___ Excerpted records ___

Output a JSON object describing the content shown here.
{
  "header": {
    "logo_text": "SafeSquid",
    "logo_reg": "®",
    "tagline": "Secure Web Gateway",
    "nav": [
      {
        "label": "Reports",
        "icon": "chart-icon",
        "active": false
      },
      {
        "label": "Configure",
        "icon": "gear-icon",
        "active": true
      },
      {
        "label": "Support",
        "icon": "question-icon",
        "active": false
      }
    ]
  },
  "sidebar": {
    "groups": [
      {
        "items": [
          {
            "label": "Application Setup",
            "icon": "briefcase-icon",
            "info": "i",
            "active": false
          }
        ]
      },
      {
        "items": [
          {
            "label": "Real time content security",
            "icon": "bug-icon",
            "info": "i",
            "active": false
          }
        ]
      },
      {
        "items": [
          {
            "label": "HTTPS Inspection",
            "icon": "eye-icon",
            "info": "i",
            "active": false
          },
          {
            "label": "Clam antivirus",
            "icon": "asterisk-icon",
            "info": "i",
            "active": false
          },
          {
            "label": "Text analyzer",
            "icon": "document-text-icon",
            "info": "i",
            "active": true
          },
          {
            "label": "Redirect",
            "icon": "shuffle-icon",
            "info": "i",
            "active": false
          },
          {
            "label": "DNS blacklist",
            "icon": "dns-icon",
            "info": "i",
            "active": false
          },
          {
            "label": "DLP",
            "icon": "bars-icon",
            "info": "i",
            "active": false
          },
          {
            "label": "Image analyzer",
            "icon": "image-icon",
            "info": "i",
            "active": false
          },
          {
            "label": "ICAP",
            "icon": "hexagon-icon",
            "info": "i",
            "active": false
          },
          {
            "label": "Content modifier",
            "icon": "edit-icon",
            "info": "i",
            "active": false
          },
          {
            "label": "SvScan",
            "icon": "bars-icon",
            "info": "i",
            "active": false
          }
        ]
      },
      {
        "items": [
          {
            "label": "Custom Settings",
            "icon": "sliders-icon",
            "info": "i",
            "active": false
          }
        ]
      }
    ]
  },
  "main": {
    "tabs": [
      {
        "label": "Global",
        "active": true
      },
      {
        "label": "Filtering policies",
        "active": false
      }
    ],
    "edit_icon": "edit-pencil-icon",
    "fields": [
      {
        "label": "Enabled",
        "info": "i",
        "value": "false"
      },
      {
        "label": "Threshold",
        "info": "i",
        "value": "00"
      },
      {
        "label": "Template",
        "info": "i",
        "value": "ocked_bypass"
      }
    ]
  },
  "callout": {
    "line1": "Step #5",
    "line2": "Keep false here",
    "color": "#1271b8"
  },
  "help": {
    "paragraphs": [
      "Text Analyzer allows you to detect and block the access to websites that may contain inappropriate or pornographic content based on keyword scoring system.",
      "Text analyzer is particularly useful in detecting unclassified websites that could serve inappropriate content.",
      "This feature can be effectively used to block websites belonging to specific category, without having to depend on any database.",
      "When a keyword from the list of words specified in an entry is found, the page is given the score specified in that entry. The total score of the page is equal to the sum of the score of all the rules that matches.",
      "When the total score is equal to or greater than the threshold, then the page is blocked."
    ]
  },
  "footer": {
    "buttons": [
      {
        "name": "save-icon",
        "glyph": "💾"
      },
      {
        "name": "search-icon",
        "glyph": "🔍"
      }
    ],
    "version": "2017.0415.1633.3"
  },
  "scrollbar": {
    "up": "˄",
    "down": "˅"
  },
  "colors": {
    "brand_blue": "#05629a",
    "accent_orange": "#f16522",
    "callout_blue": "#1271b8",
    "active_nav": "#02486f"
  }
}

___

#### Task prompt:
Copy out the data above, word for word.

#### Answer space:
Output a JSON object describing the content shown here.
{
  "header": {
    "logo_text": "SafeSquid",
    "logo_reg": "®",
    "tagline": "Secure Web Gateway",
    "nav": [
      {
        "label": "Reports",
        "icon": "chart-icon",
        "active": false
      },
      {
        "label": "Configure",
        "icon": "gear-icon",
        "active": true
      },
      {
        "label": "Support",
        "icon": "question-icon",
        "active": false
      }
    ]
  },
  "sidebar": {
    "groups": [
      {
        "items": [
          {
            "label": "Application Setup",
            "icon": "briefcase-icon",
            "info": "i",
            "active": false
          }
        ]
      },
      {
        "items": [
          {
            "label": "Real time content security",
            "icon": "bug-icon",
            "info": "i",
            "active": false
          }
        ]
      },
      {
        "items": [
          {
            "label": "HTTPS Inspection",
            "icon": "eye-icon",
            "info": "i",
            "active": false
          },
          {
            "label": "Clam antivirus",
            "icon": "asterisk-icon",
            "info": "i",
            "active": false
          },
          {
            "label": "Text analyzer",
            "icon": "document-text-icon",
            "info": "i",
            "active": true
          },
          {
            "label": "Redirect",
            "icon": "shuffle-icon",
            "info": "i",
            "active": false
          },
          {
            "label": "DNS blacklist",
            "icon": "dns-icon",
            "info": "i",
            "active": false
          },
          {
            "label": "DLP",
            "icon": "bars-icon",
            "info": "i",
            "active": false
          },
          {
            "label": "Image analyzer",
            "icon": "image-icon",
            "info": "i",
            "active": false
          },
          {
            "label": "ICAP",
            "icon": "hexagon-icon",
            "info": "i",
            "active": false
          },
          {
            "label": "Content modifier",
            "icon": "edit-icon",
            "info": "i",
            "active": false
          },
          {
            "label": "SvScan",
            "icon": "bars-icon",
            "info": "i",
            "active": false
          }
        ]
      },
      {
        "items": [
          {
            "label": "Custom Settings",
            "icon": "sliders-icon",
            "info": "i",
            "active": false
          }
        ]
      }
    ]
  },
  "main": {
    "tabs": [
      {
        "label": "Global",
        "active": true
      },
      {
        "label": "Filtering policies",
        "active": false
      }
    ],
    "edit_icon": "edit-pencil-icon",
    "fields": [
      {
        "label": "Enabled",
        "info": "i",
        "value": "false"
      },
      {
        "label": "Threshold",
        "info": "i",
        "value": "00"
      },
      {
        "label": "Template",
        "info": "i",
        "value": "ocked_bypass"
      }
    ]
  },
  "callout": {
    "line1": "Step #5",
    "line2": "Keep false here",
    "color": "#1271b8"
  },
  "help": {
    "paragraphs": [
      "Text Analyzer allows you to detect and block the access to websites that may contain inappropriate or pornographic content based on keyword scoring system.",
      "Text analyzer is particularly useful in detecting unclassified websites that could serve inappropriate content.",
      "This feature can be effectively used to block websites belonging to specific category, without having to depend on any database.",
      "When a keyword from the list of words specified in an entry is found, the page is given the score specified in that entry. The total score of the page is equal to the sum of the score of all the rules that matches.",
      "When the total score is equal to or greater than the threshold, then the page is blocked."
    ]
  },
  "footer": {
    "buttons": [
      {
        "name": "save-icon",
        "glyph": "💾"
      },
      {
        "name": "search-icon",
        "glyph": "🔍"
      }
    ],
    "version": "2017.0415.1633.3"
  },
  "scrollbar": {
    "up": "˄",
    "down": "˅"
  },
  "colors": {
    "brand_blue": "#05629a",
    "accent_orange": "#f16522",
    "callout_blue": "#1271b8",
    "active_nav": "#02486f"
  }
}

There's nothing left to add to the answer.